(Supplied records)
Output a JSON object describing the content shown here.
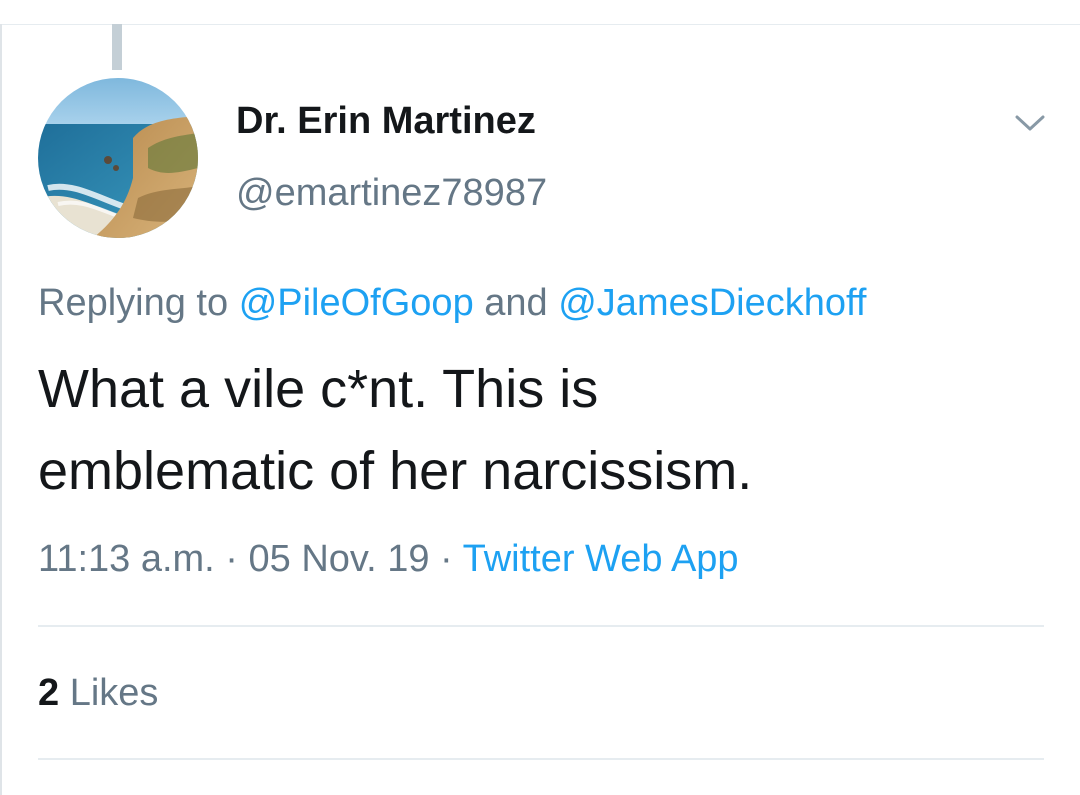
{
  "tweet": {
    "author": {
      "display_name": "Dr. Erin Martinez",
      "handle": "@emartinez78987",
      "avatar_description": "beach-coastline-photo"
    },
    "reply_context": {
      "prefix": "Replying to",
      "mentions": [
        "@PileOfGoop",
        "@JamesDieckhoff"
      ],
      "conjunction": "and"
    },
    "text_lines": [
      "What a vile c*nt. This is",
      "emblematic of her narcissism."
    ],
    "time": "11:13 a.m.",
    "separator": "·",
    "date": "05 Nov. 19",
    "source": "Twitter Web App",
    "likes": {
      "count": "2",
      "label": "Likes"
    },
    "menu_icon": "chevron-down-icon"
  },
  "colors": {
    "accent": "#1da1f2",
    "primary_text": "#14171a",
    "secondary_text": "#657786",
    "divider": "#e6ecf0",
    "thread_line": "#c4cfd6"
  }
}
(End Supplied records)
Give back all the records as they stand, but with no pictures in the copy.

● Answer space
Output a JSON object describing the content shown here.
{
  "tweet": {
    "author": {
      "display_name": "Dr. Erin Martinez",
      "handle": "@emartinez78987",
      "avatar_description": "beach-coastline-photo"
    },
    "reply_context": {
      "prefix": "Replying to",
      "mentions": [
        "@PileOfGoop",
        "@JamesDieckhoff"
      ],
      "conjunction": "and"
    },
    "text_lines": [
      "What a vile c*nt. This is",
      "emblematic of her narcissism."
    ],
    "time": "11:13 a.m.",
    "separator": "·",
    "date": "05 Nov. 19",
    "source": "Twitter Web App",
    "likes": {
      "count": "2",
      "label": "Likes"
    },
    "menu_icon": "chevron-down-icon"
  },
  "colors": {
    "accent": "#1da1f2",
    "primary_text": "#14171a",
    "secondary_text": "#657786",
    "divider": "#e6ecf0",
    "thread_line": "#c4cfd6"
  }
}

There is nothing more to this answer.